[qi:032] President-elect Barack Obama is asking Congress to delay the transition that will force the nation’s TV broadcasts to switch from analog to digital signals. Depending on how long the delay is, it could affect the deployment of several services destined for the spectrum currently occupied by those analog TV signals. Those services range from Verizon’s (s VZ) LTE deployment to Qualcomm’s (s QCOM) plans to broadcast mobile digital televison in markets such as San Francisco and Miami.
A research report from investment bank Stifel Nicolaus Associates downplays the risks of a short delay, as long as it doesn’t extend past mid-May, but it also points out that the move could leave the door open to further delays. From the report:
We do not believe an extension of this length would significantly affect any of the winning bidders of the 700 MHz spectrum, including most significantly Verizon Wireless and AT&T (s T). We believe the broadcasters would be quietly relieved.

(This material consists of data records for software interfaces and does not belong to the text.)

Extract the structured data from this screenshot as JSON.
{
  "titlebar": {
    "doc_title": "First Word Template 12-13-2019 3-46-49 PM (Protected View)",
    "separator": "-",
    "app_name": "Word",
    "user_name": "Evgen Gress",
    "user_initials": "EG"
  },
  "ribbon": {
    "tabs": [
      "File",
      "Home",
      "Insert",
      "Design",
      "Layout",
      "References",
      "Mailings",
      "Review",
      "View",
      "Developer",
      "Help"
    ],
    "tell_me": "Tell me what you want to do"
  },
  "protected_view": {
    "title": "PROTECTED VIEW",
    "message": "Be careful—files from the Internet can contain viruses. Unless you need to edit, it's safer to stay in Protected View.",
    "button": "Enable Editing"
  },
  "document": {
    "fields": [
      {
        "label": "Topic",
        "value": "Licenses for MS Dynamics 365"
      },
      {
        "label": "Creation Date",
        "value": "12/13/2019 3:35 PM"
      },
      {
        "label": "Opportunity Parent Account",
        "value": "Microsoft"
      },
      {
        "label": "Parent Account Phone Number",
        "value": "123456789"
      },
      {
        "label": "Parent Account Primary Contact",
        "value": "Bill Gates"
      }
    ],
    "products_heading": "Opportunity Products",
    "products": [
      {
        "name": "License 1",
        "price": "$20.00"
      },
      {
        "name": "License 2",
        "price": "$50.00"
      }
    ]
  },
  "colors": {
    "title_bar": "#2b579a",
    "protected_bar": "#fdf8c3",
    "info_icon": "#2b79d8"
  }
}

Obama’s request came a few days after the program that issued coupons to offset the cost of digital converter boxes said it would run out of money and could not respond to all the requests for coupons. Consumer’s Union, the organization that publishes Consumer Reports, issued a statment saying, “The federal government is getting $19 billion from selling the analog TV spectrum, while people with analog TVs have to go out and spend their own money for a converter box.” It asked Congress to wait.
While we wait on Congress, white spaces broadband will be on hold (it’s designed to occupy spaces between the digital signals in the DTV spectrum); any deployments by cell phones companies in their 700 MHz bands will be paused, including Verizon’s aggressive plans for deploying LTE; and Cox Cable’s wireless plans will also face a delay as the company plans to use 700 MHz spectrum for some of its services. Perhaps the most immediate effects would be felt by Qualcomm, which has ambitious plans to turn on its MediaFLO mobile TV service in some markets as soon as the digital conversion is complete.
Given that a few million people are likely to be affected by the DTV switch and that it’s unclear if Qualcomm even has that many mobile TV subscribers, I suppose the wait will still benefit the greater number of people. However, if delays start pushing back white spaces and LTE, it’s time to accept that there will always be people who will wake up one day surprised and angry to find their analog TV dark. Perhaps the affected spectrum owners can find the laggards and show up at their door with new TVs.